Diagnosing Connection Problems / Downtime
The Internet is amazing – it enables two computers (the one on your desk and one of our web servers) to communicate through a complex network of routers. Your computer communicates with a little box (router) in your office closet, which communicates with a bigger router at your Internet Service Provider (ISP),such as Comcast or AT&T, which communicates with routers at other ISPs until a path is found to one of our data centers, which ultimately connects to one of our servers where your database is running. Every click of a button in our software initiates 10-20 invisible “hops” between your computer and our servers.
The Internet was designed to be resilient, so if one router goes down, another path can usually be found (unless it’s your office router – then you can't reach anything). Every now and then (2-4 times per year in our experience), an important router – perhaps at a significant ISP – goes down, and a handful of our customers can’t get to their Moraware databases. Usually an issue resolves itself within 15 minutes, because any significant ISP works very hard to fix problems as quickly as possible.
If your Internet goes down frequently, switch to a competing ISP. Or better yet, get a “load balancing router,” and use two Internet providers simultaneously (this typically requires the help of an IT professional to setup correctly). Even simpler, setup a backup source of Internet like a wireless hotspot from your mobile provider that you can use from a laptop if your main Internet goes down.
What to Do if you cannot reach your Moraware software:
First, try to access Moraware from your cellphone.
- Make sure you've turned off WiFi on your phone or tablet so it's using cellular data (4G/LTE)
- Open a browser
- Type your company's Moraware web address: yourcompany.moraware.net
If you reach the login screen, it means our servers are working properly and the problem is somewhere between your office connection and our servers.
If you cannot access your Moraware database via your regular Internet connection or cellular connection, contact Moraware support.
To diagnose further, you can run a diagnostic program called a trace route (tracert):
- Open a command prompt (Windows start menu >> run >> cmd)
- Type tracert yourcompany.moraware.net
- Send us a screenshot (Alt-PrtSc and then Ctrl-V paste into an email)
When the routers between your computer and our servers are working propertly, a tracert looks something like this:
When things go wrong, you'll see a different result. Here’s a tracert that failed from our servers to a customer in Montreal a while back:
Note: This told us that there was something seriously wrong in the Montreal area – with a router neither of us had any control over – preventing us from getting to our customer or vice versa.
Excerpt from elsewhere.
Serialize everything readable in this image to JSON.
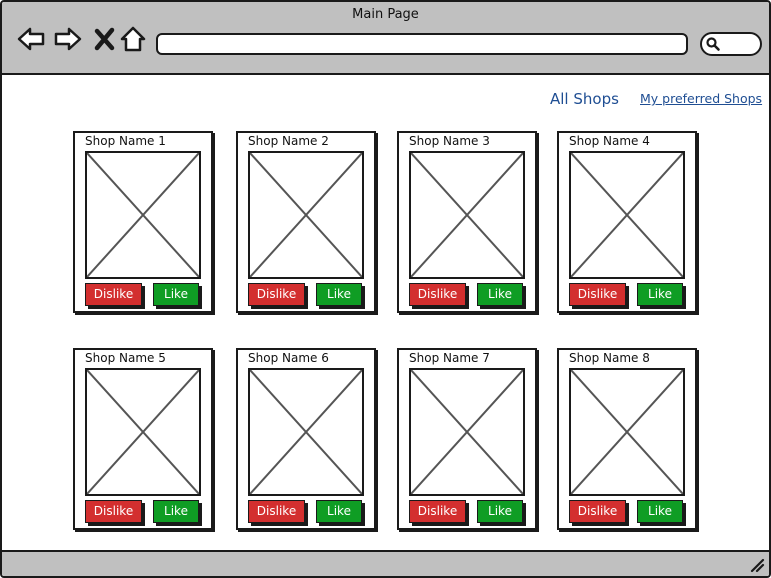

It resolved itself within a few minutes.
Ah, but what about the fact that you can still reach Google or Bing or Yahoo or Amazon or some other popular website? These web companies don’t have “a few servers” – they have many thousands of servers in several data centers placed strategically throughout the globe. If you can’t reach the “default” server for your location because of some network anomaly, the Internet will essentially try the next closest one until it finds one that works (that’s a gross oversimplification, but you get the general idea).
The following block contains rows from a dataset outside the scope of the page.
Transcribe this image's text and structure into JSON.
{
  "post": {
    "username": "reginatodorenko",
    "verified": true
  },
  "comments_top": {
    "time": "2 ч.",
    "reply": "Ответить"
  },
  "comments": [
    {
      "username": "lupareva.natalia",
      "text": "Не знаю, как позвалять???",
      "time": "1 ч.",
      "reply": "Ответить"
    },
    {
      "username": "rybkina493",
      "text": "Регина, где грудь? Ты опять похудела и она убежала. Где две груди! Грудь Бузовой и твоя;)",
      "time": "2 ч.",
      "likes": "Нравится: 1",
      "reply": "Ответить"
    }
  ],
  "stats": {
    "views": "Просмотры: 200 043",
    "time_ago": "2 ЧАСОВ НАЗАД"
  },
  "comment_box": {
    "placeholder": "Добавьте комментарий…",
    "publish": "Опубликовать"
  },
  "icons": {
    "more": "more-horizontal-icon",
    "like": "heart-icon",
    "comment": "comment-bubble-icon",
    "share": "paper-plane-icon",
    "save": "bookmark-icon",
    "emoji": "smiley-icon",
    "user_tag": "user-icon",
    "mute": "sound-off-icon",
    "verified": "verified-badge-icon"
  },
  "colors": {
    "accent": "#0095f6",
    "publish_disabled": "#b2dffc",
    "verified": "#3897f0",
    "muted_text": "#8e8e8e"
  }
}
While we’ll never have as many data centers as the big sites mentioned above, we now have two separate data centers in different parts of the country. If there is indeed an Internet problem between your office and one of our data centers, moving your Moraware to the other data center typically resolves such issues. If you are having connectivity problems, let us know as quickly as possible so that we can take appropriate steps to a resolution.
There are proactive steps that you can take to help ensure that your own network is healthy, so that you can always get to your Moraware software. First and foremost, use a high-quality Internet provider. From time to time, check your speed at a site like http://www.speedtest.net (be sure to click on the map and not an ad) to see if you’re getting close to what you’re paying for. If your measured speed is 80% of what your ISP publishes, that’s probably fine – if it’s 20%, that’s generally not – and note that downstream speed is often ten times faster than upstream.